(CNN) — Retired Col. George "Bud" Day was the "bravest man I ever knew," Sen. John McCain said Sunday of the war hero with whom he shared a cell as a prisoner in North Vietnam.
Day, a highly decorated serviceman who was awarded the Medal of Honor in 1976, died Saturday at age 88 in Florida, according to CNN affiliate WJHG-TV in Panama City.
"I owe my life to Bud, and much of what I know about character and patriotism," McCain, an Arizona Republican, said in a statement. "His fierce resistance and resolute leadership set the example for us in prison of how to return home with honor."
Forced to eject from his F-100 military aircraft above North Vietnam in 1967, Day -- whose arm was broken in three places -- was captured by North Vietnamese forces and interrogated.
He managed to escape 10 days later, trekking through the jungle toward South Vietnam. But after wandering for days and unsuccessfully attempting to signal U.S. aircraft, he was eventually recaptured by enemy forces.

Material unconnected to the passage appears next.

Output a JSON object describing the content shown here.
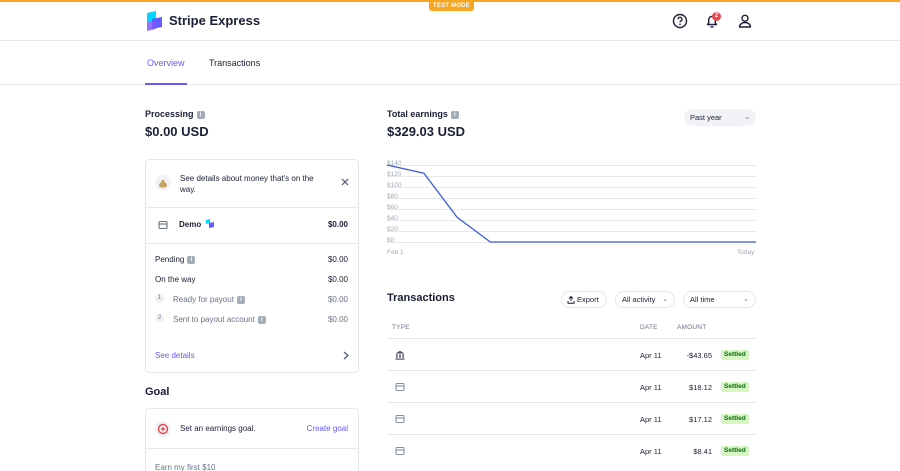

The citation for his Medal of Honor notes Day offered "maximum resistance" to enemy interrogators during his 5 1/2 years in captivity, much of it inside the notorious "Hanoi Hilton."
"His personal bravery in the face of deadly enemy pressure was significant in saving the lives of fellow aviators who were still flying against the enemy," the citation read.

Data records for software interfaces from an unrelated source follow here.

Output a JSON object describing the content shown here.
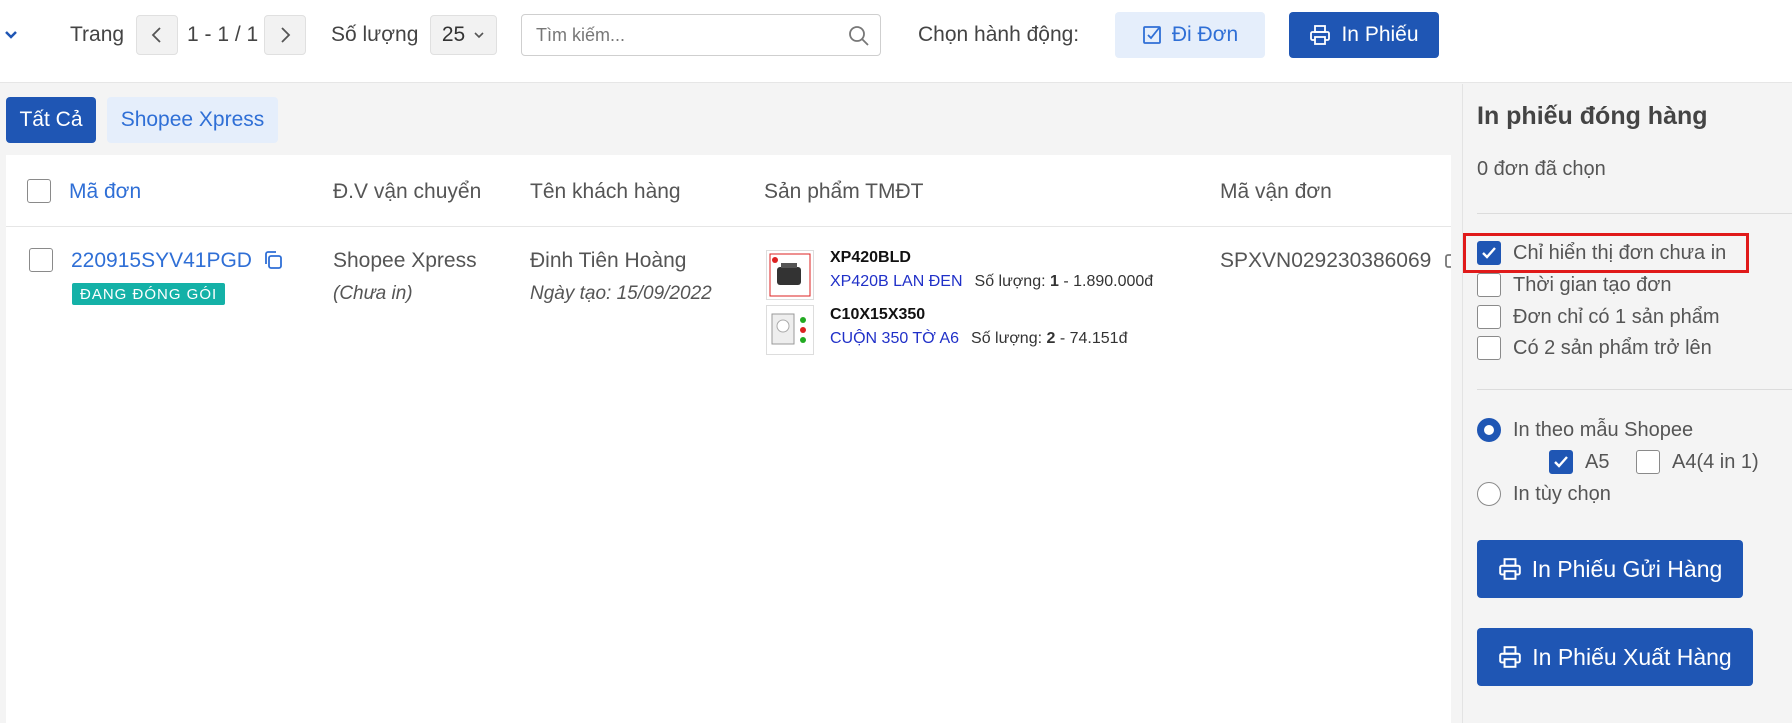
{
  "toolbar": {
    "page_label": "Trang",
    "page_indicator": "1 - 1 / 1",
    "quantity_label": "Số lượng",
    "quantity_value": "25",
    "search_placeholder": "Tìm kiếm...",
    "action_label": "Chọn hành động:",
    "di_don_label": "Đi Đơn",
    "in_phieu_label": "In Phiếu"
  },
  "tabs": [
    {
      "label": "Tất Cả",
      "active": true
    },
    {
      "label": "Shopee Xpress",
      "active": false
    }
  ],
  "table": {
    "headers": {
      "order_code": "Mã đơn",
      "carrier": "Đ.V vận chuyển",
      "customer": "Tên khách hàng",
      "products": "Sản phẩm TMĐT",
      "tracking": "Mã vận đơn"
    },
    "rows": [
      {
        "order_code": "220915SYV41PGD",
        "status": "ĐANG ĐÓNG GÓI",
        "carrier": "Shopee Xpress",
        "print_status": "(Chưa in)",
        "customer": "Đinh Tiên Hoàng",
        "created": "Ngày tạo: 15/09/2022",
        "tracking": "SPXVN029230386069",
        "products": [
          {
            "sku": "XP420BLD",
            "name": "XP420B LAN ĐEN",
            "qty_label": "Số lượng:",
            "qty": "1",
            "price": "- 1.890.000đ"
          },
          {
            "sku": "C10X15X350",
            "name": "CUỘN 350 TỜ A6",
            "qty_label": "Số lượng:",
            "qty": "2",
            "price": "- 74.151đ"
          }
        ]
      }
    ]
  },
  "panel": {
    "title": "In phiếu đóng hàng",
    "selected_count": "0 đơn đã chọn",
    "filters": [
      {
        "label": "Chỉ hiển thị đơn chưa in",
        "checked": true,
        "highlighted": true
      },
      {
        "label": "Thời gian tạo đơn",
        "checked": false
      },
      {
        "label": "Đơn chỉ có 1 sản phẩm",
        "checked": false
      },
      {
        "label": "Có 2 sản phẩm trở lên",
        "checked": false
      }
    ],
    "print_mode": {
      "shopee_template_label": "In theo mẫu Shopee",
      "shopee_template_selected": true,
      "sizes": [
        {
          "label": "A5",
          "checked": true
        },
        {
          "label": "A4(4 in 1)",
          "checked": false
        }
      ],
      "custom_label": "In tùy chọn",
      "custom_selected": false
    },
    "print_shipping_label": "In Phiếu Gửi Hàng",
    "print_export_label": "In Phiếu Xuất Hàng"
  },
  "colors": {
    "primary": "#1f56b4",
    "link": "#2f6fd6",
    "badge": "#14b1a7",
    "highlight_border": "#e01a1a"
  }
}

The injuries Day sustained to his arms never fully recovered. McCain, whose aircraft was shot down over Hanoi two months after Day's, suffered similar injuries during his time as a prisoner of war.
Day was a supporter and surrogate for McCain's 2000 and 2008 presidential bids, and in 2004 he appeared in television ads produced by Swift Boat Veterans for Truth, the group created to attack 2004 Democratic nominee John Kerry's military service record.

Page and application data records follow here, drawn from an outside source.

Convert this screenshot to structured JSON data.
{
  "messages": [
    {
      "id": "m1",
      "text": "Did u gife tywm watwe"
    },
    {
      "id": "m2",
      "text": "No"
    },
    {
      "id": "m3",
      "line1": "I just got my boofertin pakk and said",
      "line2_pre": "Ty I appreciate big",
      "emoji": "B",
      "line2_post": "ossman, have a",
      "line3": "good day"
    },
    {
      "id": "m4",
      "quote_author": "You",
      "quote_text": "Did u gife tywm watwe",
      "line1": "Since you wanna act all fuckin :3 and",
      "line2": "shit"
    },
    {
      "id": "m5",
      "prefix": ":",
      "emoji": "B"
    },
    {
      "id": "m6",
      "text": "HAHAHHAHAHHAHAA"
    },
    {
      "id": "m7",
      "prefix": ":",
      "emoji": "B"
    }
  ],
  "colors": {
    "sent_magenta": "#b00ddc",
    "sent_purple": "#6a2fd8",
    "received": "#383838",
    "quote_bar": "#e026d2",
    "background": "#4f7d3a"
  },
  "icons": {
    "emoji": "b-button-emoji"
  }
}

Born in Sioux City, Iowa, in 1925, Day was a Marine in the North Pacific during World War II and later was an Army Reservist before joining the Air Force in 1951.